### WORK TASK:
When a line in the entries contains the word "phone", copy that line in full.

### DATA TO USE:
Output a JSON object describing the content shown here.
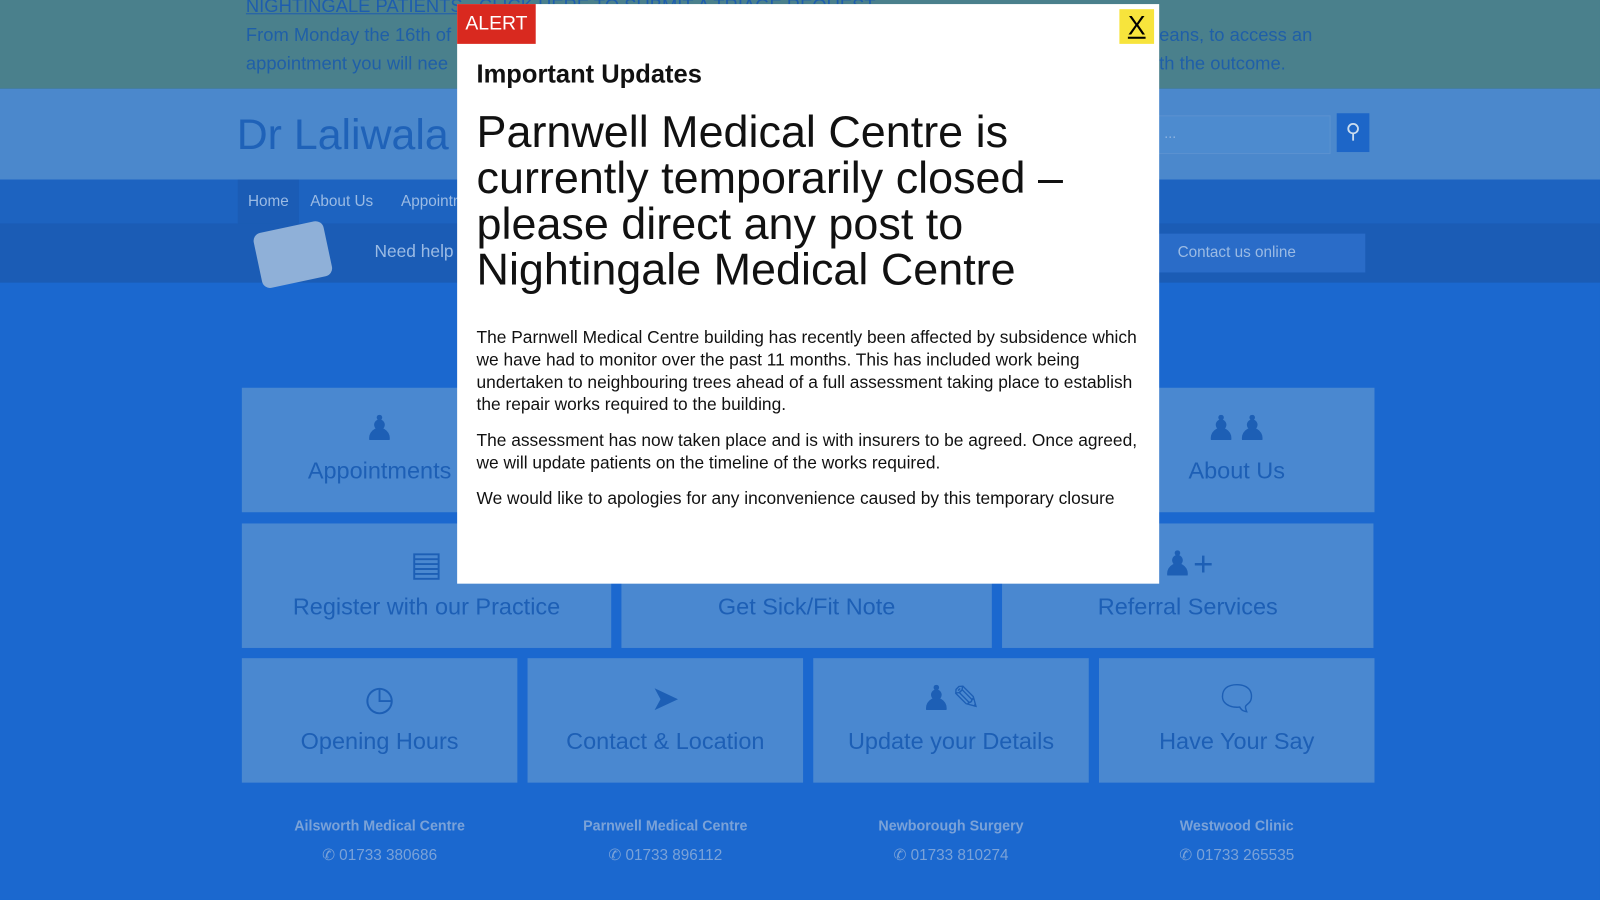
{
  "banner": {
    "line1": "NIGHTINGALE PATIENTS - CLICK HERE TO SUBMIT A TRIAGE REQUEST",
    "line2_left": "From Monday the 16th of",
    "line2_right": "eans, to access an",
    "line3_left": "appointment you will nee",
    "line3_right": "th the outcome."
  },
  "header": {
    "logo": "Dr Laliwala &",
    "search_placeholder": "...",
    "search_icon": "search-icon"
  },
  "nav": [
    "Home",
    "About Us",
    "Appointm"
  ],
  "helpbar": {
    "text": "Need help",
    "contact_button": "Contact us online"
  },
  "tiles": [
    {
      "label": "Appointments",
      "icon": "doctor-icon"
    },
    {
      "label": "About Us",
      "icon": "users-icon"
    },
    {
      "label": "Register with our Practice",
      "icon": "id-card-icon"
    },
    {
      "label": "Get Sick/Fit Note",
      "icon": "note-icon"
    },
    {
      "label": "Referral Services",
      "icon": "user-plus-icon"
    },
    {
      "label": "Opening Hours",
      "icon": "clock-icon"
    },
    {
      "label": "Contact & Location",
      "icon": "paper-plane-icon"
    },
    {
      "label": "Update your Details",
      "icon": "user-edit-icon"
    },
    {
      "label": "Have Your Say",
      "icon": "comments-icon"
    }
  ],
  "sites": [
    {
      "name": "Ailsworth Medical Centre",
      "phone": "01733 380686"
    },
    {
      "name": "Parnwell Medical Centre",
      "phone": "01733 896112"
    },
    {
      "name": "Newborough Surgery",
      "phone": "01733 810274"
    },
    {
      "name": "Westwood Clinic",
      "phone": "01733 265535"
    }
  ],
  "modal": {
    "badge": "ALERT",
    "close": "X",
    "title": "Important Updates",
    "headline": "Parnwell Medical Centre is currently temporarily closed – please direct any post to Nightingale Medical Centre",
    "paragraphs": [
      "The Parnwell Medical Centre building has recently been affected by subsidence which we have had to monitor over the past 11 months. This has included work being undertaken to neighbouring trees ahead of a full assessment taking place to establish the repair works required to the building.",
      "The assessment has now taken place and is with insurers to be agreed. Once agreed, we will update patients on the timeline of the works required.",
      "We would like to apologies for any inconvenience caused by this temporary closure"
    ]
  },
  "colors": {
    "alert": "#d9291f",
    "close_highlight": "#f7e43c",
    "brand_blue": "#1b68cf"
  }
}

### WRITTEN RESPONSE:
      "phone": "01733 380686"
      "phone": "01733 896112"
      "phone": "01733 810274"
      "phone": "01733 265535"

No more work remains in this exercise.